The “celebrity parasite biopic” has become a staple in the world of independent film in recent years. Movies like Miles Ahead (Miles Davis), Papa Hemingway in Cuba (Ernest Hemingway) and Film Stars Don’t Die in Liverpool (Gloria Grahame) forgo expensive licensing rights by telling the stories of celebrities through the eyes of their ex-lovers, friends, employees, hangers-on, and assorted bottom-feeding sycophants, rather than through the eyes of the only character we care about.
Sara Driver’s Boom for Real: The Late Teenage Years of Jean-Michel Basquiat is the documentary version of the celebrity parasite biopic, a film that uses the legendary artist as bait for a story in which he plays a minor part. Imagine if Asif Kapadia’s intensely personal documentary Amy was 20 percent about Amy Winehouse and 80 percent about the neo-soul movement of the mid-2000s, and you get the general idea about the dubious necessity of Boom for Real.
An early collaborator with 1970s and ’80s New York scenester Jim Jarmusch, Driver certainly ran in some of the same circles as Basquiat, but it’s obvious that she had limited access to his voice, image, and art. We never hear him speak in the film, and Driver rehashes the same few grainy images of the teenage Basquiat over and over. No matter how good the intentions, Boom for Real too often plays like white people contextualizing and defining Basquiat within the lines of their own white scene.
Instead of a Basquiat doc, this is largely a film about the evolution of the New York City art scene, showing the decaying conditions that allowed Basquiat to flourish. Driver opens with an audio clip of President Gerald Ford talking about the city’s problems in the 1970s and expressing his staunch opposition to a bailout. The pre-Disney New York of that time was a lawless, blight-filled city, especially on the Lower East Side where a young and restless Basquiat began creating cryptic and poetic graffiti art under the name SAMO.
Boom for Real opens in 1976 when Basquiat was a quiet and awkward teenage street kid sleeping on floors, chasing after girls, and flitting around the margins of the underground art scene. In a rebuke of the minimalist art of the previous generation that was still filling stuffy SoHo galleries, young artists of the era took to their work to the streets, with the top artists like Basquiat eventually finding mainstream success in the early 1980s.

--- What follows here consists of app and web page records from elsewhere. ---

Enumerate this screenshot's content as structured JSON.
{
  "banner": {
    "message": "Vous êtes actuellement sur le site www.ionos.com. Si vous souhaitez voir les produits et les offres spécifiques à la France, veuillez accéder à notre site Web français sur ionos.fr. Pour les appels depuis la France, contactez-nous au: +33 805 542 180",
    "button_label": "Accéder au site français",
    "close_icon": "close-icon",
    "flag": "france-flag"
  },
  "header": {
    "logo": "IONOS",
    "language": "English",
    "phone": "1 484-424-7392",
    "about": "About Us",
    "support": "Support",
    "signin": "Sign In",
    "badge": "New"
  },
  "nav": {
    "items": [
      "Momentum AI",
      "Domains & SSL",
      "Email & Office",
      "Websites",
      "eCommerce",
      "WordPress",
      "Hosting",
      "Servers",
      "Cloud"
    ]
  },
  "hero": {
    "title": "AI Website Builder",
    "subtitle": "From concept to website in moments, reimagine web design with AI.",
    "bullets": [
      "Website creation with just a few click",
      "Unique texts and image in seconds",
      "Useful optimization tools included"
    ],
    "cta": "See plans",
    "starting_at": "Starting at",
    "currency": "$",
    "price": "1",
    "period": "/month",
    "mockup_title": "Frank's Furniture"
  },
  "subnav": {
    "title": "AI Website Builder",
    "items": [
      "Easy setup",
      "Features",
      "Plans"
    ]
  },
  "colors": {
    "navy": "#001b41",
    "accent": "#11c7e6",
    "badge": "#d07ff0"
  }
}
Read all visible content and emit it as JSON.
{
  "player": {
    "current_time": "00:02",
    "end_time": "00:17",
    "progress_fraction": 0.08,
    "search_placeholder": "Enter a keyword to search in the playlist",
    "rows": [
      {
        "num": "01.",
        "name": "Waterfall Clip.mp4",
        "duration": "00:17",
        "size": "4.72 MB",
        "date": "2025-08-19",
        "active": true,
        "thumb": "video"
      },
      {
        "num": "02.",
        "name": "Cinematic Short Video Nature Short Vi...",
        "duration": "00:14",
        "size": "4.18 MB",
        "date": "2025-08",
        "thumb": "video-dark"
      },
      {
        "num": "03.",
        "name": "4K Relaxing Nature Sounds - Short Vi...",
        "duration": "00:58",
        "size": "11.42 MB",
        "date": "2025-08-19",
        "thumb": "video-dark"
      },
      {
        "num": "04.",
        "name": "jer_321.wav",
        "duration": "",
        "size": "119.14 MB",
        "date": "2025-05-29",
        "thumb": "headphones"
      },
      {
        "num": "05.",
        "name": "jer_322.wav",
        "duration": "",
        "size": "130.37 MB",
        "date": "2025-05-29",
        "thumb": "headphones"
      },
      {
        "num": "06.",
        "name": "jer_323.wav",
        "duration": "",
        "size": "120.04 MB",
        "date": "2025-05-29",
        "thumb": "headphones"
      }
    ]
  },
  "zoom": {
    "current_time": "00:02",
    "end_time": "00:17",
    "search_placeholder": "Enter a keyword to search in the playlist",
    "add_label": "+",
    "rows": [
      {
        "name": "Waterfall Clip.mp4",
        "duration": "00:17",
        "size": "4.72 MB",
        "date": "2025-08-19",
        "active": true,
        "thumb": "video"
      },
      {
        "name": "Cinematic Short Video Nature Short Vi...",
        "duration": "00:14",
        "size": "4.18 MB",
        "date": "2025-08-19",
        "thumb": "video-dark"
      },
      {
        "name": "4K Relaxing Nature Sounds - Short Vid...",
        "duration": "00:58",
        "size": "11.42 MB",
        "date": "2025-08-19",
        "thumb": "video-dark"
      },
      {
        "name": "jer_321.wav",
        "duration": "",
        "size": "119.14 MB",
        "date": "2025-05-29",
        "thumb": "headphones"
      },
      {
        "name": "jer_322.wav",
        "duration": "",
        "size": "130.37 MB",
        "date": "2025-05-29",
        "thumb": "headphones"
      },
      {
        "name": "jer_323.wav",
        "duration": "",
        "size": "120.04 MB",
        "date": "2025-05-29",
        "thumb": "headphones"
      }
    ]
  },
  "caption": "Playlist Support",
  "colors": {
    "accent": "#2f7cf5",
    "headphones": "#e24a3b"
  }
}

Driver tries to place Basquiat within a larger scene of poor, young, and hungry artists, musicians, and filmmakers struggling to find their voices and sell their art. New York City narcissism and nostalgia aside, though, none of that struggling young artist stuff is unique to any time or place, and it’s not interesting except for the fact that some of those struggling young artists partied with Jean-Michel Basquiat.
The few fleeting glimpses that we get into the world of young Basquiat — his relentless, childlike “fiddling” on walls, doors, and floors; his rapid evolution as an artist; his diverse influences that ranged from cartoons to textbooks; his facial expression permanently frozen between haunted and awed — are extremely tantalizing, but there is always the impression that we’re only getting a sliver of the story, and a sliver processed through an insufficient and agenda-driven filter at that.
Of course, a lot of the elements in Boom for Real that don’t directly involve Basquiat still tie back into his story in some way, such as the Warhol hero-worship of the era’s young artists or the introduction of heroin into the scene. (Basquiat overdosed at the age of 27.) In fact, the parts of Boom for Real that most tangentially relate to Basquiat, such as the crossover between graffiti art, punk, and hip-hop, are the most developed and coherent sections, but that’s not the bill of goods that this movie tries to sell.